That is, if the theory asserts (i.e. proves) P(n) separately for each natural number n given by its specified name, then it also asserts P collectively for all natural numbers at once via the evident finite universally quantified counterpart of the infinitely many antecedents of the rule. For a theory of arithmetic, meaning one with intended domain the natural numbers such as Peano arithmetic, the predicate N is redundant and may be omitted from the language, with the consequent of the rule for each P simplifying to \forall x\,P(x).

An ω-model of T is a model of T whose domain includes the natural numbers and whose specified names and symbol N are standardly interpreted, respectively as those numbers and the predicate having just those numbers as its domain (whence there are no nonstandard numbers). If N is absent from the language then what would have been the domain of N is required to be that of the model, i.e. the model contains only the natural numbers. (Other models of T may interpret these symbols nonstandardly; the domain of N need not even be countable, for example.) These requirements make the ω-rule sound in every ω-model. As a corollary to the omitting types theorem, the converse also holds: the theory T has an ω-model if and only if it is consistent in ω-logic.

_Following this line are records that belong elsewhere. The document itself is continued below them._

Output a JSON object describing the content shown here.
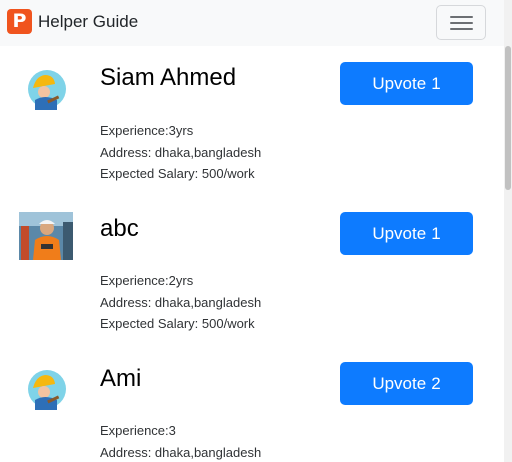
{
  "navbar": {
    "brand_letter": "P",
    "brand_text": "Helper Guide",
    "brand_color": "#f0541e"
  },
  "accent_color": "#0d7bff",
  "helpers": [
    {
      "name": "Siam Ahmed",
      "upvote_label": "Upvote",
      "upvote_count": "1",
      "experience": "Experience:3yrs",
      "address": "Address: dhaka,bangladesh",
      "salary": "Expected Salary: 500/work",
      "avatar_icon": "worker-cartoon-icon"
    },
    {
      "name": "abc",
      "upvote_label": "Upvote",
      "upvote_count": "1",
      "experience": "Experience:2yrs",
      "address": "Address: dhaka,bangladesh",
      "salary": "Expected Salary: 500/work",
      "avatar_icon": "worker-photo"
    },
    {
      "name": "Ami",
      "upvote_label": "Upvote",
      "upvote_count": "2",
      "experience": "Experience:3",
      "address": "Address: dhaka,bangladesh",
      "salary": "",
      "avatar_icon": "worker-cartoon-icon"
    }
  ]
}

There is a close connection of ω-logic to ω-consistency. A theory consistent in ω-logic is also ω-consistent (and arithmetically sound). The converse is false, as consistency in ω-logic is a much stronger notion than ω-consistency. However, the following characterization holds: a theory is ω-consistent if and only if its closure under unnested applications of the ω-rule is consistent.

Relation to other consistency principles[edit]

If the theory T is recursively axiomatizable, ω-consistency has the following characterization, due to C. Smoryński:[5]

T is ω-consistent if and only if T+\mathrm{RFN}_T+\mathrm{Th}_{\Pi^0_2}(\mathbb N) is consistent.

Here, \mathrm{Th}_{\Pi^0_2}(\mathbb N) is the set of all Π02-sentences valid in the standard model of arithmetic, and \mathrm{RFN}_T is the uniform reflection principle for T, which consists of the axioms

\forall x\,(\mathrm{Prov}_T(\ulcorner\varphi(\dot x)\urcorner)\to\varphi(x))

for every formula \varphi with one free variable. In particular, a finitely axiomatizable theory T in the language of arithmetic is ω-consistent if and only if T + PA is \Sigma^0_2-sound.

Notes[edit]

  1. ^ W.V.O. Quine, Set Theory and its Logic
  2. ^ Smorynski, "The incompleteness theorems", Handbook of Mathematical Logic, 1977, p. 851.
  3. ^ The definition of this symbolism can be found at arithmetical hierarchy.
  4. ^ J. Barwise (ed.), Handbook of Mathematical Logic, North-Holland, Amsterdam, 1977.
  5. ^ Craig Smoryński, Self-reference and modal logic, Springer, Berlin, 1985.

Bibliography[edit]